▼▼▼
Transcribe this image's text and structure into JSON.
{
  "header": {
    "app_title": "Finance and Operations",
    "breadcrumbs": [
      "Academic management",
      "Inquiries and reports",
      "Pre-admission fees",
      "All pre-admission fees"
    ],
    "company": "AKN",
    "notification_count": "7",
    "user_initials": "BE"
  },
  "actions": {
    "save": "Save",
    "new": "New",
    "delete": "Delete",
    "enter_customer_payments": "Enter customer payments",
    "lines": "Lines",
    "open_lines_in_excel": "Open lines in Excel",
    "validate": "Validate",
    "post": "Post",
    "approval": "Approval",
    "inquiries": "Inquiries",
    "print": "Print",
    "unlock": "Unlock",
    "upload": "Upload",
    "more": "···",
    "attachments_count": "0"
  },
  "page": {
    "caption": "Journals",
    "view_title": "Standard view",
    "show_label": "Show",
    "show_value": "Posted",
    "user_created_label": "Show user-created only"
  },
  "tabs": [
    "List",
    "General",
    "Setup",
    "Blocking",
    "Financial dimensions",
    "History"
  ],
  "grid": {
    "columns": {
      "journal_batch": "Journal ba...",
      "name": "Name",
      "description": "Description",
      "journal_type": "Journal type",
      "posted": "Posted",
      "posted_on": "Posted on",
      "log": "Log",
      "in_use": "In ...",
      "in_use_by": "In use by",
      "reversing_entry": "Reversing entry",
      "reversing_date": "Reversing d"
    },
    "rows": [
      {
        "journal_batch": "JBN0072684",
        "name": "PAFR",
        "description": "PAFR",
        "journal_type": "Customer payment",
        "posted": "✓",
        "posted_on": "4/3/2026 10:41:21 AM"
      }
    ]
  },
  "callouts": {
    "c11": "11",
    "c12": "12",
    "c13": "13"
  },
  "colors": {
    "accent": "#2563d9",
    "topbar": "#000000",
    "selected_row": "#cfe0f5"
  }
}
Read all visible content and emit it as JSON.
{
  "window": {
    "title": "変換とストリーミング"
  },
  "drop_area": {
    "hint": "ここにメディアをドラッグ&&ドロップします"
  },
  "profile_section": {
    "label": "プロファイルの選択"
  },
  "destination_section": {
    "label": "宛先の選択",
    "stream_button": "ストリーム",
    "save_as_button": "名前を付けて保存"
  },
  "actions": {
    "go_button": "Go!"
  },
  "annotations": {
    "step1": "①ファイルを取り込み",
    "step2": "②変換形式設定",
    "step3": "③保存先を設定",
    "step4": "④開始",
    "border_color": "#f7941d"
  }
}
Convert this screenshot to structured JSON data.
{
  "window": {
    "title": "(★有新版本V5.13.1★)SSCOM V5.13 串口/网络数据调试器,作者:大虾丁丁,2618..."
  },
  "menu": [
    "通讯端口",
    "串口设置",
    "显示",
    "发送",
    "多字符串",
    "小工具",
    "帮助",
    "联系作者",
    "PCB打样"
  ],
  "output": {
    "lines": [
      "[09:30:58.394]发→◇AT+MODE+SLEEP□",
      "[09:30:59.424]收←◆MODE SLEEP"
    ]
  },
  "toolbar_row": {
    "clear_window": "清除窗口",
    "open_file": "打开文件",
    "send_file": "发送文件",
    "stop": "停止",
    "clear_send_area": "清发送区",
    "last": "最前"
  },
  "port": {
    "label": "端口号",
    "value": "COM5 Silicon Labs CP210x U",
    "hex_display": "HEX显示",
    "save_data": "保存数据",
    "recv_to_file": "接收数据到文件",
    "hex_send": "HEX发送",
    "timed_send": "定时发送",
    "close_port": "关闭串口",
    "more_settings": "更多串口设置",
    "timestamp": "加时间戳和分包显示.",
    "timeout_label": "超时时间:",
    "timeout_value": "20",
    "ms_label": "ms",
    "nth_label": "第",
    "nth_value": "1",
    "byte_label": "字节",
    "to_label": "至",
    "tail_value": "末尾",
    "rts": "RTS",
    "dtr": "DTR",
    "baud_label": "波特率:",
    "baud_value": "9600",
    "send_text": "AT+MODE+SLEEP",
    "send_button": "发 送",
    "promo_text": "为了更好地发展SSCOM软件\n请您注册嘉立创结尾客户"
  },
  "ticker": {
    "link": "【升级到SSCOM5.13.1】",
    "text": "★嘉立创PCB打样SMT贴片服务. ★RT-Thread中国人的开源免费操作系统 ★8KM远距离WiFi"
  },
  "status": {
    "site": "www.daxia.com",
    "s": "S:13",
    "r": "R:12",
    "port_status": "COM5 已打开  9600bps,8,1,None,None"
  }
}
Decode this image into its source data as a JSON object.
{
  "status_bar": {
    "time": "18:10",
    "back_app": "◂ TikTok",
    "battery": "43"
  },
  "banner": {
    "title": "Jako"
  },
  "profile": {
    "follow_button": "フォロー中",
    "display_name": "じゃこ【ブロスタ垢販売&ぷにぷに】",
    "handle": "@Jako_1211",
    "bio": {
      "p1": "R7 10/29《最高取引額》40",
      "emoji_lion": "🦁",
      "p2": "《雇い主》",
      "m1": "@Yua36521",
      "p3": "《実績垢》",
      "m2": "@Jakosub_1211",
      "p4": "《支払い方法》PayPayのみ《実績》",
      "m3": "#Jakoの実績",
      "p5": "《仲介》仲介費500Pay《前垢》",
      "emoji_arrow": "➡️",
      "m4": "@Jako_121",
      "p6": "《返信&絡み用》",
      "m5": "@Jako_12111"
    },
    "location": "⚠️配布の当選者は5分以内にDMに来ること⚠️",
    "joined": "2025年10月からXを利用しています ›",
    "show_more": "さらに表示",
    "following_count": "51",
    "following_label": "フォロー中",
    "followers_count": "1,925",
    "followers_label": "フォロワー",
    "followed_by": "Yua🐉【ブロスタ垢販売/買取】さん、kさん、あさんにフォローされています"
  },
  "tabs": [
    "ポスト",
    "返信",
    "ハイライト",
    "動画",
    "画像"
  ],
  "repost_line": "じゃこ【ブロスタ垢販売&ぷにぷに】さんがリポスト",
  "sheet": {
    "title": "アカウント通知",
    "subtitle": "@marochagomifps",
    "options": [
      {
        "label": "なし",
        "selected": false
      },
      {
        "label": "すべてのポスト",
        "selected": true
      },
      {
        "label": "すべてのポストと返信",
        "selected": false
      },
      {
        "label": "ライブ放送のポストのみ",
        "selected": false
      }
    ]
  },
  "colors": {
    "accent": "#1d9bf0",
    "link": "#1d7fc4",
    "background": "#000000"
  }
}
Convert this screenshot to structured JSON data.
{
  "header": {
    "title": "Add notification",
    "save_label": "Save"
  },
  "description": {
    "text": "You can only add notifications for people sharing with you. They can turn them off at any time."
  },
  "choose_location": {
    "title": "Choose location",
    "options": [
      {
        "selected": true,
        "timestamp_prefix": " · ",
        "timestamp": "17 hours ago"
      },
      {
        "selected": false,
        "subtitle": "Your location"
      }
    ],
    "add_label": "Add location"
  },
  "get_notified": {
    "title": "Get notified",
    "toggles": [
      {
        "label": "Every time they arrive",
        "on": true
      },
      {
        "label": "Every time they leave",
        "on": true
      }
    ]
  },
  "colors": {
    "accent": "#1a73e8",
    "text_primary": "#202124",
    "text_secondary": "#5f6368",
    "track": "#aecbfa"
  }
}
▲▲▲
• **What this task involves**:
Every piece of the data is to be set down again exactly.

• **Result of this exercise**:
Transcribe this image's text and structure into JSON.
{
  "header": {
    "app_title": "Finance and Operations",
    "breadcrumbs": [
      "Academic management",
      "Inquiries and reports",
      "Pre-admission fees",
      "All pre-admission fees"
    ],
    "company": "AKN",
    "notification_count": "7",
    "user_initials": "BE"
  },
  "actions": {
    "save": "Save",
    "new": "New",
    "delete": "Delete",
    "enter_customer_payments": "Enter customer payments",
    "lines": "Lines",
    "open_lines_in_excel": "Open lines in Excel",
    "validate": "Validate",
    "post": "Post",
    "approval": "Approval",
    "inquiries": "Inquiries",
    "print": "Print",
    "unlock": "Unlock",
    "upload": "Upload",
    "more": "···",
    "attachments_count": "0"
  },
  "page": {
    "caption": "Journals",
    "view_title": "Standard view",
    "show_label": "Show",
    "show_value": "Posted",
    "user_created_label": "Show user-created only"
  },
  "tabs": [
    "List",
    "General",
    "Setup",
    "Blocking",
    "Financial dimensions",
    "History"
  ],
  "grid": {
    "columns": {
      "journal_batch": "Journal ba...",
      "name": "Name",
      "description": "Description",
      "journal_type": "Journal type",
      "posted": "Posted",
      "posted_on": "Posted on",
      "log": "Log",
      "in_use": "In ...",
      "in_use_by": "In use by",
      "reversing_entry": "Reversing entry",
      "reversing_date": "Reversing d"
    },
    "rows": [
      {
        "journal_batch": "JBN0072684",
        "name": "PAFR",
        "description": "PAFR",
        "journal_type": "Customer payment",
        "posted": "✓",
        "posted_on": "4/3/2026 10:41:21 AM"
      }
    ]
  },
  "callouts": {
    "c11": "11",
    "c12": "12",
    "c13": "13"
  },
  "colors": {
    "accent": "#2563d9",
    "topbar": "#000000",
    "selected_row": "#cfe0f5"
  }
}
Read all visible content and emit it as JSON.
{
  "window": {
    "title": "変換とストリーミング"
  },
  "drop_area": {
    "hint": "ここにメディアをドラッグ&&ドロップします"
  },
  "profile_section": {
    "label": "プロファイルの選択"
  },
  "destination_section": {
    "label": "宛先の選択",
    "stream_button": "ストリーム",
    "save_as_button": "名前を付けて保存"
  },
  "actions": {
    "go_button": "Go!"
  },
  "annotations": {
    "step1": "①ファイルを取り込み",
    "step2": "②変換形式設定",
    "step3": "③保存先を設定",
    "step4": "④開始",
    "border_color": "#f7941d"
  }
}
Convert this screenshot to structured JSON data.
{
  "window": {
    "title": "(★有新版本V5.13.1★)SSCOM V5.13 串口/网络数据调试器,作者:大虾丁丁,2618..."
  },
  "menu": [
    "通讯端口",
    "串口设置",
    "显示",
    "发送",
    "多字符串",
    "小工具",
    "帮助",
    "联系作者",
    "PCB打样"
  ],
  "output": {
    "lines": [
      "[09:30:58.394]发→◇AT+MODE+SLEEP□",
      "[09:30:59.424]收←◆MODE SLEEP"
    ]
  },
  "toolbar_row": {
    "clear_window": "清除窗口",
    "open_file": "打开文件",
    "send_file": "发送文件",
    "stop": "停止",
    "clear_send_area": "清发送区",
    "last": "最前"
  },
  "port": {
    "label": "端口号",
    "value": "COM5 Silicon Labs CP210x U",
    "hex_display": "HEX显示",
    "save_data": "保存数据",
    "recv_to_file": "接收数据到文件",
    "hex_send": "HEX发送",
    "timed_send": "定时发送",
    "close_port": "关闭串口",
    "more_settings": "更多串口设置",
    "timestamp": "加时间戳和分包显示.",
    "timeout_label": "超时时间:",
    "timeout_value": "20",
    "ms_label": "ms",
    "nth_label": "第",
    "nth_value": "1",
    "byte_label": "字节",
    "to_label": "至",
    "tail_value": "末尾",
    "rts": "RTS",
    "dtr": "DTR",
    "baud_label": "波特率:",
    "baud_value": "9600",
    "send_text": "AT+MODE+SLEEP",
    "send_button": "发 送",
    "promo_text": "为了更好地发展SSCOM软件\n请您注册嘉立创结尾客户"
  },
  "ticker": {
    "link": "【升级到SSCOM5.13.1】",
    "text": "★嘉立创PCB打样SMT贴片服务. ★RT-Thread中国人的开源免费操作系统 ★8KM远距离WiFi"
  },
  "status": {
    "site": "www.daxia.com",
    "s": "S:13",
    "r": "R:12",
    "port_status": "COM5 已打开  9600bps,8,1,None,None"
  }
}
Decode this image into its source data as a JSON object.
{
  "status_bar": {
    "time": "18:10",
    "back_app": "◂ TikTok",
    "battery": "43"
  },
  "banner": {
    "title": "Jako"
  },
  "profile": {
    "follow_button": "フォロー中",
    "display_name": "じゃこ【ブロスタ垢販売&ぷにぷに】",
    "handle": "@Jako_1211",
    "bio": {
      "p1": "R7 10/29《最高取引額》40",
      "emoji_lion": "🦁",
      "p2": "《雇い主》",
      "m1": "@Yua36521",
      "p3": "《実績垢》",
      "m2": "@Jakosub_1211",
      "p4": "《支払い方法》PayPayのみ《実績》",
      "m3": "#Jakoの実績",
      "p5": "《仲介》仲介費500Pay《前垢》",
      "emoji_arrow": "➡️",
      "m4": "@Jako_121",
      "p6": "《返信&絡み用》",
      "m5": "@Jako_12111"
    },
    "location": "⚠️配布の当選者は5分以内にDMに来ること⚠️",
    "joined": "2025年10月からXを利用しています ›",
    "show_more": "さらに表示",
    "following_count": "51",
    "following_label": "フォロー中",
    "followers_count": "1,925",
    "followers_label": "フォロワー",
    "followed_by": "Yua🐉【ブロスタ垢販売/買取】さん、kさん、あさんにフォローされています"
  },
  "tabs": [
    "ポスト",
    "返信",
    "ハイライト",
    "動画",
    "画像"
  ],
  "repost_line": "じゃこ【ブロスタ垢販売&ぷにぷに】さんがリポスト",
  "sheet": {
    "title": "アカウント通知",
    "subtitle": "@marochagomifps",
    "options": [
      {
        "label": "なし",
        "selected": false
      },
      {
        "label": "すべてのポスト",
        "selected": true
      },
      {
        "label": "すべてのポストと返信",
        "selected": false
      },
      {
        "label": "ライブ放送のポストのみ",
        "selected": false
      }
    ]
  },
  "colors": {
    "accent": "#1d9bf0",
    "link": "#1d7fc4",
    "background": "#000000"
  }
}
Convert this screenshot to structured JSON data.
{
  "header": {
    "title": "Add notification",
    "save_label": "Save"
  },
  "description": {
    "text": "You can only add notifications for people sharing with you. They can turn them off at any time."
  },
  "choose_location": {
    "title": "Choose location",
    "options": [
      {
        "selected": true,
        "timestamp_prefix": " · ",
        "timestamp": "17 hours ago"
      },
      {
        "selected": false,
        "subtitle": "Your location"
      }
    ],
    "add_label": "Add location"
  },
  "get_notified": {
    "title": "Get notified",
    "toggles": [
      {
        "label": "Every time they arrive",
        "on": true
      },
      {
        "label": "Every time they leave",
        "on": true
      }
    ]
  },
  "colors": {
    "accent": "#1a73e8",
    "text_primary": "#202124",
    "text_secondary": "#5f6368",
    "track": "#aecbfa"
  }
}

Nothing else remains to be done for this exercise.